Install Foil Vertical vs Horizontal

This week someone asked me to help them understand their radiant barrier quote. They had questions about some of the things they had been told about the installation process. He said the salesman told him that it didn't really matter how the barrier was installed. Since I always install the foil vertically on the rafters, I took exception to that. It DOES matter. Now, how much it matters is up to serious debate. More importantly, the idea that you wouldn't let the homeowner make the call is bad juju all around.

Here's the scoop about why vertical or horizontal.

Horizontal Pros
1. Installing radiant barrier horizontally is easy to install. All you are doing is laying it down like a blanket over the top of the insulation. It's fast and simple, so it makes sense that a company would want to do it this way. After all, they can charge you for installation and it only takes them a third of the time to do it.

Horizontal Cons
2. Dust. This is a problem. This will always be a problem. I have never been in a crystal clean attic. It just doesn't happen. Some companies may measure for dust accumulation or may decide that the loss of reflection is within acceptable parameters. I, on the other hand, want a solution that lasts for the life of the house.

Radiant barrier foil is meant to reflect radiant heat. it does absolutely nothing against conduction. Aluminum is a rather good conductor of heat (they make cooking pots out of it). When dust gets on the foil, then the dust gets heated up and passes that heat directly to the foil.

Yes, I know that the foil doesn't emit out the other side much at all (3%), but if your foil is laying on the ground, then it is touching the insulation and heating it up just fine. All of the manufacturers I have spoken to repeat "air gap, air gap, air gap".

Between the dust and the direct contact to the insulation, you have just spent a lot of money buying something that you are not getting the full use of. Its like tying cinder blocks to your ankles right before a marathon.

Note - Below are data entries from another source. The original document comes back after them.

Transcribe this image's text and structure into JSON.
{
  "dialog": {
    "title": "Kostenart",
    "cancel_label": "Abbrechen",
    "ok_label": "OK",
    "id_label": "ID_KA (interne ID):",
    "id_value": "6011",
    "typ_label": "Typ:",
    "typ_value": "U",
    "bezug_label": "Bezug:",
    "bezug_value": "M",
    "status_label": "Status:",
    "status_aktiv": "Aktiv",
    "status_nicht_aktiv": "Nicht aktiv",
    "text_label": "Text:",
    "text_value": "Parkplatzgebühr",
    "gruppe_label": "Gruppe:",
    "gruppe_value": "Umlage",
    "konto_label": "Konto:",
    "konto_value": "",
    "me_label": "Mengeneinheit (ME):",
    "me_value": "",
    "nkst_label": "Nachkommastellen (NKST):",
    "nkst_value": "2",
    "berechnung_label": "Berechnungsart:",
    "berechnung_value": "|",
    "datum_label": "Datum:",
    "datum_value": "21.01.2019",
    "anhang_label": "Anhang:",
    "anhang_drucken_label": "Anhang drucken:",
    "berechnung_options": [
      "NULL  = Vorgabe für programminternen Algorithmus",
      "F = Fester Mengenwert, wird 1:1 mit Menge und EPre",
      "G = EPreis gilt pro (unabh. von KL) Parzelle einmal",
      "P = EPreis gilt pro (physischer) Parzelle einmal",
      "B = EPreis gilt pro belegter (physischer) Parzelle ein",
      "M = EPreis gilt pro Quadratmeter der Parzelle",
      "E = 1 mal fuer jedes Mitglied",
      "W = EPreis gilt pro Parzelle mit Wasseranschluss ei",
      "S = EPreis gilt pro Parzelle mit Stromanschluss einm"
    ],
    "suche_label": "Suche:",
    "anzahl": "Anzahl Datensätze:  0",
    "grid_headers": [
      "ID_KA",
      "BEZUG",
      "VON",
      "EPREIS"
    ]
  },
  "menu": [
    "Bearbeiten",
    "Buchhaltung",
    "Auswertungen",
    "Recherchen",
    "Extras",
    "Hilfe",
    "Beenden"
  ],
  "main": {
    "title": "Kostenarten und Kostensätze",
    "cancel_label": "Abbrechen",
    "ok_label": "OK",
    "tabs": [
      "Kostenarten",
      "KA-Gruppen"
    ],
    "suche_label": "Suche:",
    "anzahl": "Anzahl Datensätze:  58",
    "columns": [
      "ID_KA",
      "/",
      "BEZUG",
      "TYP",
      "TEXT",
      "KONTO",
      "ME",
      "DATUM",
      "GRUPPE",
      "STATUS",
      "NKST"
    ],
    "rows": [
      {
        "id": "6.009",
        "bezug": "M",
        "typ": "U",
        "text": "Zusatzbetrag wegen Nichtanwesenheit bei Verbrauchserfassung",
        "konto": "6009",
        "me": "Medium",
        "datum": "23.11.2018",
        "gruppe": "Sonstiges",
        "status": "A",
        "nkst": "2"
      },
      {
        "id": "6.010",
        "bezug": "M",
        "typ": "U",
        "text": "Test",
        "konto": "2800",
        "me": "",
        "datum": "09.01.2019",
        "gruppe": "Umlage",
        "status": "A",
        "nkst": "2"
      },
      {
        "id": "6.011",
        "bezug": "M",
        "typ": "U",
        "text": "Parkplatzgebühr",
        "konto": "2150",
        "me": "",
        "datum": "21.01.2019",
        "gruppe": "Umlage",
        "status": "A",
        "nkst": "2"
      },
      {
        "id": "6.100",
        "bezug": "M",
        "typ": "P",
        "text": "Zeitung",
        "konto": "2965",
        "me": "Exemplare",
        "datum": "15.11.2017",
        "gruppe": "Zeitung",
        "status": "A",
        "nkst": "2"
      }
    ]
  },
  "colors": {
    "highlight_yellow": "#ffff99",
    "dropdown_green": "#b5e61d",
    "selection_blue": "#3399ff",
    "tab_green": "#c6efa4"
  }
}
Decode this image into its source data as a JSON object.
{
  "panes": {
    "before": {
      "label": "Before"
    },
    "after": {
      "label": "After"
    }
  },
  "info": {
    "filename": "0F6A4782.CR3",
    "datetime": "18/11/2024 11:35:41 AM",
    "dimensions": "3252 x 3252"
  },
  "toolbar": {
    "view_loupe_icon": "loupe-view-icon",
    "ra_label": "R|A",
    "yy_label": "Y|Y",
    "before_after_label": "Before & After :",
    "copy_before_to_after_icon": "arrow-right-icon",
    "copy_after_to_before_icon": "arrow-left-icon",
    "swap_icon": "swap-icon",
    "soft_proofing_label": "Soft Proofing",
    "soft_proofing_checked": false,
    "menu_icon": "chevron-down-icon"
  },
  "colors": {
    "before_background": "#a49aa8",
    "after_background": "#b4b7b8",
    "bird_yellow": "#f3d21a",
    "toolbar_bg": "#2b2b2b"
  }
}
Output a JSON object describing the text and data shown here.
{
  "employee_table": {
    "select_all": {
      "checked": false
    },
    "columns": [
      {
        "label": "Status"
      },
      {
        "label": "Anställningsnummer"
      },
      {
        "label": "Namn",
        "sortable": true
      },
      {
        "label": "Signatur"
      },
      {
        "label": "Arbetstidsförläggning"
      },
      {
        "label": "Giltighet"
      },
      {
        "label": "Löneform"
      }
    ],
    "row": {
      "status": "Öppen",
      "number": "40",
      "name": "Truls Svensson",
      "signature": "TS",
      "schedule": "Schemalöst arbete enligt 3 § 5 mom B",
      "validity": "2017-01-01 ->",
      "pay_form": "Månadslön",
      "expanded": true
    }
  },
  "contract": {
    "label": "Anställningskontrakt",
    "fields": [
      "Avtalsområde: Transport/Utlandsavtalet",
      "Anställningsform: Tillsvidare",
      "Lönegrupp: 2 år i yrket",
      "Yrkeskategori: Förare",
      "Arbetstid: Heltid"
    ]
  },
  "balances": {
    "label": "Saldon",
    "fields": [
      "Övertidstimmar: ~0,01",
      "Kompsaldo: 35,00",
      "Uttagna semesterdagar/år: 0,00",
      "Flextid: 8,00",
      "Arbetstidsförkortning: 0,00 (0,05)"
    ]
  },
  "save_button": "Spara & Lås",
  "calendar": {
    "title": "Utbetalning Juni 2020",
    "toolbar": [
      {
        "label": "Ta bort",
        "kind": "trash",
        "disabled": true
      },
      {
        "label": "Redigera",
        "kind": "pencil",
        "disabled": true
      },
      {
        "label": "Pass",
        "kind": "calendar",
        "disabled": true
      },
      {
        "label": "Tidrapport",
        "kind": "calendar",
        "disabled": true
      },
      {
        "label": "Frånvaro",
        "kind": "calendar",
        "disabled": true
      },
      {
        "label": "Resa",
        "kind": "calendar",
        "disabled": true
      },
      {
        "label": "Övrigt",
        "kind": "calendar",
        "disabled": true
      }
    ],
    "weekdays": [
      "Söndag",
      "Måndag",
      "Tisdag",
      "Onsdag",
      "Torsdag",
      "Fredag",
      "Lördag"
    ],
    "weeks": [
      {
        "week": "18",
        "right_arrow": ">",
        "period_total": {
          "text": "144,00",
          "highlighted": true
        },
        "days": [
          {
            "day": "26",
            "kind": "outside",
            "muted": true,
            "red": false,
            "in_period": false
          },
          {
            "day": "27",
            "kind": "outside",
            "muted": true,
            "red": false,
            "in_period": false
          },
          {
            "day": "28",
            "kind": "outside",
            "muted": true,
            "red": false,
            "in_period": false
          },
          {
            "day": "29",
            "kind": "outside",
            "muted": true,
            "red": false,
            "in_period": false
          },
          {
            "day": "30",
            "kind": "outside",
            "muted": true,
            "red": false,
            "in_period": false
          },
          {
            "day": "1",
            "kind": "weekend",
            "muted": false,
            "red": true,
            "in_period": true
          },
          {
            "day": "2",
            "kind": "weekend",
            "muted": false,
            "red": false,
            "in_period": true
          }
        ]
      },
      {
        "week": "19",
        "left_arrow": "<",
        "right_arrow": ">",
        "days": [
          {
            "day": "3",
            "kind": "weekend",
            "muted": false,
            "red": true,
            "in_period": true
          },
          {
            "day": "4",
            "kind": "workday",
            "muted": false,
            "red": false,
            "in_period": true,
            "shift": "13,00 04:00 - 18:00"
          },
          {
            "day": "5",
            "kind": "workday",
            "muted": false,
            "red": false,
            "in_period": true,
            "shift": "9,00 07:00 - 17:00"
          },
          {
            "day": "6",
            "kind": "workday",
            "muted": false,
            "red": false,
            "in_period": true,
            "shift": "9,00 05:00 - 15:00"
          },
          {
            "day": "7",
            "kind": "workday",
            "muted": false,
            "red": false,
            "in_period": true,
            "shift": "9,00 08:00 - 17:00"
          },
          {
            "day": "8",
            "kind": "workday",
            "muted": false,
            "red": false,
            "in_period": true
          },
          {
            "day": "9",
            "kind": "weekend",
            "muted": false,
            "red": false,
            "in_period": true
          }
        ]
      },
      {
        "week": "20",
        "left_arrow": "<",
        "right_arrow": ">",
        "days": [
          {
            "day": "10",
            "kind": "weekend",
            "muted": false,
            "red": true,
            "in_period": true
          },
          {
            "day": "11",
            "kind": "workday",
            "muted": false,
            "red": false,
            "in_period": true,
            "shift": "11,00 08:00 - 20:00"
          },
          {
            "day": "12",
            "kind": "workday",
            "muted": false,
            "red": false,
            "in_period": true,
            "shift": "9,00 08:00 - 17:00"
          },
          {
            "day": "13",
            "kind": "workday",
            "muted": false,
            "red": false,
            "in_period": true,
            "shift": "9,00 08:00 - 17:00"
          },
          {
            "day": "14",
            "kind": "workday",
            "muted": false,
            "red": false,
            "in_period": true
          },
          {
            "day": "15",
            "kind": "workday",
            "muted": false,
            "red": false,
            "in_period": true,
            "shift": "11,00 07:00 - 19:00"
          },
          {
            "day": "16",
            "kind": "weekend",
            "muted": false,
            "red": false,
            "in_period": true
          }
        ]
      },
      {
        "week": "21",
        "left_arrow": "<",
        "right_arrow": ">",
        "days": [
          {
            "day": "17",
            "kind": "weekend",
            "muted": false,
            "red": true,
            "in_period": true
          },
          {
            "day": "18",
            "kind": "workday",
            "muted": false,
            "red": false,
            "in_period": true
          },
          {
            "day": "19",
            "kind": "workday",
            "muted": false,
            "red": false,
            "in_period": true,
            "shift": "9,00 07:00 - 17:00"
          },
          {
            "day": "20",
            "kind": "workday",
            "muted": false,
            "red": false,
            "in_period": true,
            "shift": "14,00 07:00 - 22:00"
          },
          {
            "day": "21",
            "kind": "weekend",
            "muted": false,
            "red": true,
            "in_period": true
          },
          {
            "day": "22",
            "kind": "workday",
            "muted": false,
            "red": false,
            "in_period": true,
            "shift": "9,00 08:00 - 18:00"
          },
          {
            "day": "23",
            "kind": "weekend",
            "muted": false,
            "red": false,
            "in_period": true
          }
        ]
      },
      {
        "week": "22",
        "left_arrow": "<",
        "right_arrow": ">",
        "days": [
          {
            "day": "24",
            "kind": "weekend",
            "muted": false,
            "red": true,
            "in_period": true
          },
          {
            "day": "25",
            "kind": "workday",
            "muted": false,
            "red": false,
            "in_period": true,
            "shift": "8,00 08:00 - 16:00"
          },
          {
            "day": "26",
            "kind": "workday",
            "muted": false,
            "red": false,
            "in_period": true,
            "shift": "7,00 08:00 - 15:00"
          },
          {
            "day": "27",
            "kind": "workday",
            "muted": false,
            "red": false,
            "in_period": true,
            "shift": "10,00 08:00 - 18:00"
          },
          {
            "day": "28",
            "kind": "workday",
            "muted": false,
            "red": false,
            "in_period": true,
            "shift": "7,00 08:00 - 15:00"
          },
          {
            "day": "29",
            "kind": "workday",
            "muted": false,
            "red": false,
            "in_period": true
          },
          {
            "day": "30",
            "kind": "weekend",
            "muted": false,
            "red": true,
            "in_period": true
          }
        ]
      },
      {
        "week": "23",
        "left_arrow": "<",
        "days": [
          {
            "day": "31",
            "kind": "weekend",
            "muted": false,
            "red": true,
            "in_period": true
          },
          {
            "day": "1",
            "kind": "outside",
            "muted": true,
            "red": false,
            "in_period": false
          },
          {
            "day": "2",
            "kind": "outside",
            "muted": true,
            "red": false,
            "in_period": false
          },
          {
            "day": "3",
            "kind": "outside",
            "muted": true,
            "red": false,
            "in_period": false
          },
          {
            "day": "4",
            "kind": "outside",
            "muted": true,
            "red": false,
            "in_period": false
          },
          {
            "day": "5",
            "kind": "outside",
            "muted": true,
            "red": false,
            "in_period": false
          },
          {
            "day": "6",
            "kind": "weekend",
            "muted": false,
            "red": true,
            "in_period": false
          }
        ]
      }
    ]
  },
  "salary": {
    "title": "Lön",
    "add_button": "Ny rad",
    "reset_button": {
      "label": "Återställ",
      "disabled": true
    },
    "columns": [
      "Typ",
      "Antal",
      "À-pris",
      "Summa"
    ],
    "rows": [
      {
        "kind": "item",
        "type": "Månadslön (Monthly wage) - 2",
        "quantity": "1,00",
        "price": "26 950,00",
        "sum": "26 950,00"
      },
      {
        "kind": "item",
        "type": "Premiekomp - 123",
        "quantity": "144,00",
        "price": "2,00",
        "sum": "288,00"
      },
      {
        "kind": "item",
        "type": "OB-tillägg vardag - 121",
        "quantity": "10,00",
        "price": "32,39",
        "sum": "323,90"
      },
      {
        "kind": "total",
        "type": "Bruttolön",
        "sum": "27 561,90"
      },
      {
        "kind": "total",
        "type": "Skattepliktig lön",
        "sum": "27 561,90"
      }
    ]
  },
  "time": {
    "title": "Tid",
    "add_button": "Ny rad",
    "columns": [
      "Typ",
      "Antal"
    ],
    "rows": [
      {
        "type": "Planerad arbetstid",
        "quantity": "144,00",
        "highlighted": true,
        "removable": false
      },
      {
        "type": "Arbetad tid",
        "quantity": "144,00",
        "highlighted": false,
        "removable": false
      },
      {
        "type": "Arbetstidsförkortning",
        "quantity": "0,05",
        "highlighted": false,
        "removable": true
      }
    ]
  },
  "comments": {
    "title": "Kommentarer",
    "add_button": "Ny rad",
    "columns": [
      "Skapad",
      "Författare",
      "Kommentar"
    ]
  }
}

The dust will eventually diminish the usefulness of your barrier, its just a matter of "how long".

Vertical Pros
1. Installing radiant barrier vertically provides an air gap. By stapling the foil to the rafters, you achieve the air gap on both sides (which is exactly what the manufacturers tell you is the optimum way to install it. This is like reading the instructions on the Xmas toy BEFORE you assemble it. It always seems to work better when you follow the directions.

Vertical Cons
1. More time. It takes many, many times longer to staple the foil to the rafters than it does to just lay it down. Its hot in attics, so the longer the time you spend in them, the better laying down the foil starts to look.

Remember, you are in this for the long term. your savings start when you put it up, but there really is not an ending. If you install the good stuff vertically, it will probably outlive your roof.

Related articles:

Leave a Reply

  

  

  

You can use these HTML tags

<a href="" title=""> <abbr title=""> <acronym title=""> <b> <blockquote cite=""> <cite> <code> <del datetime=""> <em> <i> <q cite=""> <strike> <strong>